bite if they feel that is what's necessary. Homeowners should also be
wary of momma groundhogs. Like an good mother, the momma
groundhog will do whatever she needs to do to protect her babies.
Litters of 2 - 9 babies are born around the end of March or early April,
although they will not venture out of the den for up to 6 weeks.
On average, one groundhog will excavate approximately 700 pounds
of dirt in the creation of one den - and a single groundhog may have 4
or 5 dens spread over their territory! Over time and left to their own
devices, groundhogs will cause tremendous damage to yards and
household structures. They live under sheds, decks and their support
columns, freestanding garages, sidewalks, slabs (such as those that
hold air conditioning units), and along fence lines. They will undermine
these structures with their continuous burrowing and excavation of dirt.
At All Wildlife Removal Service we had one instance of a groundhog
burrowing up against the foundation of a house leaving such a bad
pitch that when it rained, water would enter the groundhog's hole and
leak down the basement walls!
In wintertime when groundhogs are inactive, their dens are attractive to
other nuisance for other ground-dwellers, such as skunks. It is
common for a skunk to enter a groundhog hole and make side-
tunnels, therefore causing a yard to have a dual occupancy of both
groundhogs and skunks.
Tunnels under grass can cause injury to both humans and animals such
as horses and cattle. Unfortunate injuries to animals often result in the
need to end their lives. Public areas such as college campuses and
school fields run the risk of entering a litigious situations if someone is
injured due to poor ground upkeep.
There are two ways to handle a groundhog problem. The first to
simply capture (trap and remove) the nuisance groundhogs that are
living under your structure. However, with a trapping/removal-only
program we will only provide a 3-day warranty against other animals
getting in because, as we mentioned before, a quiet groundhog den is
an attractive place for occupancy by many other animals including new
At All Wildlife Removal Service, we believe that setting traps alone is
not a sufficient solution. In fact, it is a waste of your money!! You will
not stop groundhogs from making your yard or garden their home. As
you get rid of one groundhog, another will just move in! (Similarly, if
you have a groundhog tunneling in your backyard that lives under
your neighbor's shed, having us come out to capture that animal is -
that's right - a waste of your money. As long as there is a den under
the neighbor's shed and direct access to that den, another animal will
come along to inhabit it.)
Which leads us to the second, and infinitely more effective, way to get
rid of groundogs living under your deck or shed. An exclusion on that
structure (in conjunction with a trapping and removal program) will
prevent future animals from gaining access.

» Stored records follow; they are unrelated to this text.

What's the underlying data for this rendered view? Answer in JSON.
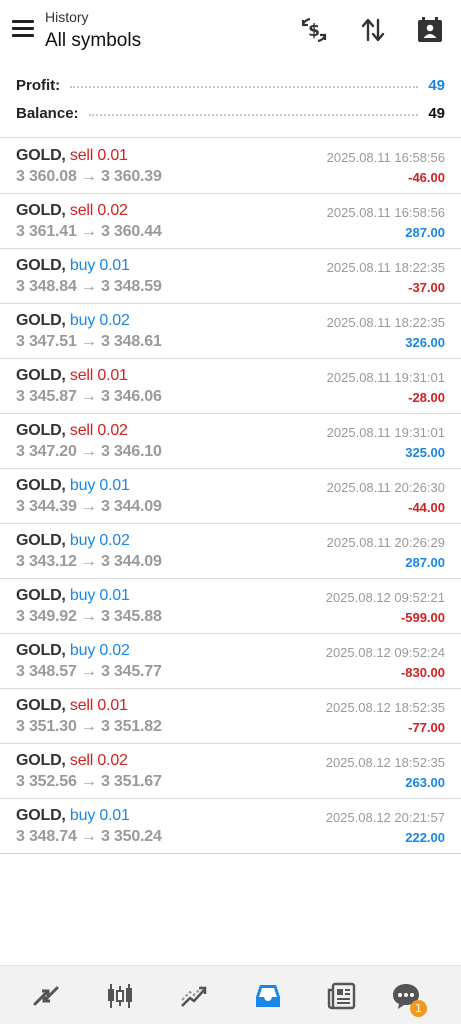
{
  "header": {
    "subtitle": "History",
    "title": "All symbols",
    "icons": [
      "menu-icon",
      "dollar-exchange-icon",
      "sort-icon",
      "calendar-icon"
    ]
  },
  "summary": {
    "profit_label": "Profit:",
    "profit_value": "49",
    "balance_label": "Balance:",
    "balance_value": "49"
  },
  "colors": {
    "sell": "#d32020",
    "buy": "#1a86e8",
    "accent": "#1a86e8",
    "badge": "#f29a1f"
  },
  "deals": [
    {
      "symbol": "GOLD,",
      "side": "sell",
      "volume": "sell 0.01",
      "prices": "3 360.08 → 3 360.39",
      "time": "2025.08.11 16:58:56",
      "pnl": "-46.00"
    },
    {
      "symbol": "GOLD,",
      "side": "sell",
      "volume": "sell 0.02",
      "prices": "3 361.41 → 3 360.44",
      "time": "2025.08.11 16:58:56",
      "pnl": "287.00"
    },
    {
      "symbol": "GOLD,",
      "side": "buy",
      "volume": "buy 0.01",
      "prices": "3 348.84 → 3 348.59",
      "time": "2025.08.11 18:22:35",
      "pnl": "-37.00"
    },
    {
      "symbol": "GOLD,",
      "side": "buy",
      "volume": "buy 0.02",
      "prices": "3 347.51 → 3 348.61",
      "time": "2025.08.11 18:22:35",
      "pnl": "326.00"
    },
    {
      "symbol": "GOLD,",
      "side": "sell",
      "volume": "sell 0.01",
      "prices": "3 345.87 → 3 346.06",
      "time": "2025.08.11 19:31:01",
      "pnl": "-28.00"
    },
    {
      "symbol": "GOLD,",
      "side": "sell",
      "volume": "sell 0.02",
      "prices": "3 347.20 → 3 346.10",
      "time": "2025.08.11 19:31:01",
      "pnl": "325.00"
    },
    {
      "symbol": "GOLD,",
      "side": "buy",
      "volume": "buy 0.01",
      "prices": "3 344.39 → 3 344.09",
      "time": "2025.08.11 20:26:30",
      "pnl": "-44.00"
    },
    {
      "symbol": "GOLD,",
      "side": "buy",
      "volume": "buy 0.02",
      "prices": "3 343.12 → 3 344.09",
      "time": "2025.08.11 20:26:29",
      "pnl": "287.00"
    },
    {
      "symbol": "GOLD,",
      "side": "buy",
      "volume": "buy 0.01",
      "prices": "3 349.92 → 3 345.88",
      "time": "2025.08.12 09:52:21",
      "pnl": "-599.00"
    },
    {
      "symbol": "GOLD,",
      "side": "buy",
      "volume": "buy 0.02",
      "prices": "3 348.57 → 3 345.77",
      "time": "2025.08.12 09:52:24",
      "pnl": "-830.00"
    },
    {
      "symbol": "GOLD,",
      "side": "sell",
      "volume": "sell 0.01",
      "prices": "3 351.30 → 3 351.82",
      "time": "2025.08.12 18:52:35",
      "pnl": "-77.00"
    },
    {
      "symbol": "GOLD,",
      "side": "sell",
      "volume": "sell 0.02",
      "prices": "3 352.56 → 3 351.67",
      "time": "2025.08.12 18:52:35",
      "pnl": "263.00"
    },
    {
      "symbol": "GOLD,",
      "side": "buy",
      "volume": "buy 0.01",
      "prices": "3 348.74 → 3 350.24",
      "time": "2025.08.12 20:21:57",
      "pnl": "222.00"
    }
  ],
  "bottom_nav": {
    "items": [
      "quotes-icon",
      "chart-icon",
      "trade-icon",
      "history-icon",
      "news-icon",
      "chat-icon"
    ],
    "active": "history-icon",
    "chat_badge": "1"
  }
}
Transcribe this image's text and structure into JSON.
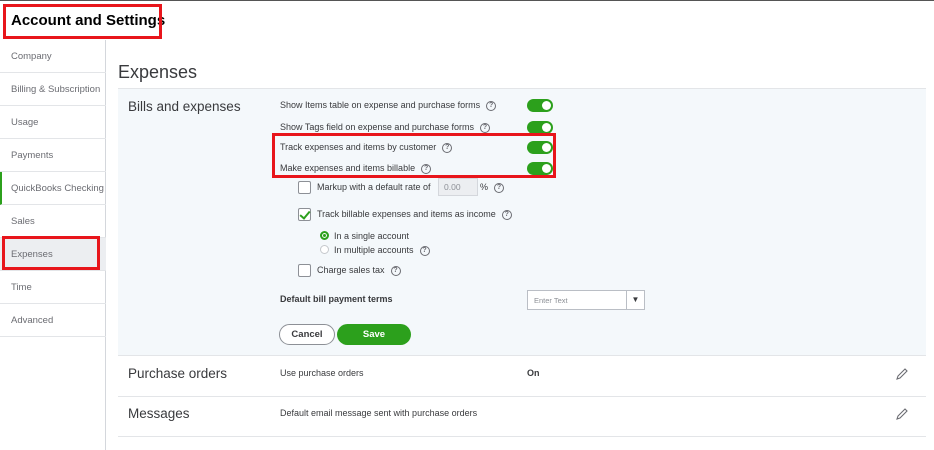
{
  "header": {
    "title": "Account and Settings"
  },
  "sidebar": {
    "items": [
      {
        "label": "Company"
      },
      {
        "label": "Billing & Subscription"
      },
      {
        "label": "Usage"
      },
      {
        "label": "Payments"
      },
      {
        "label": "QuickBooks Checking"
      },
      {
        "label": "Sales"
      },
      {
        "label": "Expenses"
      },
      {
        "label": "Time"
      },
      {
        "label": "Advanced"
      }
    ]
  },
  "page": {
    "title": "Expenses"
  },
  "bills": {
    "title": "Bills and expenses",
    "show_items": "Show Items table on expense and purchase forms",
    "show_tags": "Show Tags field on expense and purchase forms",
    "track_customer": "Track expenses and items by customer",
    "billable": "Make expenses and items billable",
    "markup": "Markup with a default rate of",
    "markup_value": "0.00",
    "percent": "%",
    "track_income": "Track billable expenses and items as income",
    "single_account": "In a single account",
    "multiple_accounts": "In multiple accounts",
    "sales_tax": "Charge sales tax",
    "payment_terms": "Default bill payment terms",
    "payment_terms_placeholder": "Enter Text",
    "cancel": "Cancel",
    "save": "Save"
  },
  "purchase_orders": {
    "title": "Purchase orders",
    "label": "Use purchase orders",
    "value": "On"
  },
  "messages": {
    "title": "Messages",
    "label": "Default email message sent with purchase orders"
  },
  "colors": {
    "accent": "#2ca01c",
    "highlight": "#e8151b"
  },
  "icons": {
    "help": "help-circle-icon",
    "edit": "pencil-icon",
    "dropdown": "caret-down-icon"
  }
}
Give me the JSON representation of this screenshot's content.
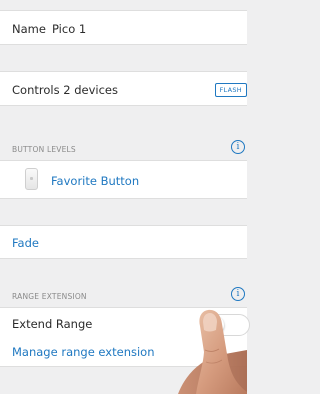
{
  "device_name": {
    "label": "Name",
    "value": "Pico 1"
  },
  "controls": {
    "label": "Controls 2 devices",
    "flash_label": "FLASH"
  },
  "button_levels": {
    "header": "BUTTON LEVELS",
    "info_glyph": "i",
    "favorite_button_label": "Favorite Button"
  },
  "fade": {
    "label": "Fade"
  },
  "range_extension": {
    "header": "RANGE EXTENSION",
    "info_glyph": "i",
    "extend_range_label": "Extend Range",
    "extend_range_on": false,
    "manage_label": "Manage range extension"
  },
  "colors": {
    "accent": "#1f78c1",
    "background": "#efeff0",
    "cell": "#ffffff"
  }
}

In an exclusion, a trench is
dug around the structure below the ground, then wire is attached to
the bottom of the structure and led down into the ground in an L-
fashion, so that the wire looks like a book laying on its side. The trench
is then back-filled, leaving your structure with a permanent barrier to
keep groundhogs, skunks, and other ground-dwelling animals out -
for good! In the case of a proper exclusion, we offer our full 1-year
written warranty against new animals gaining access under the structure.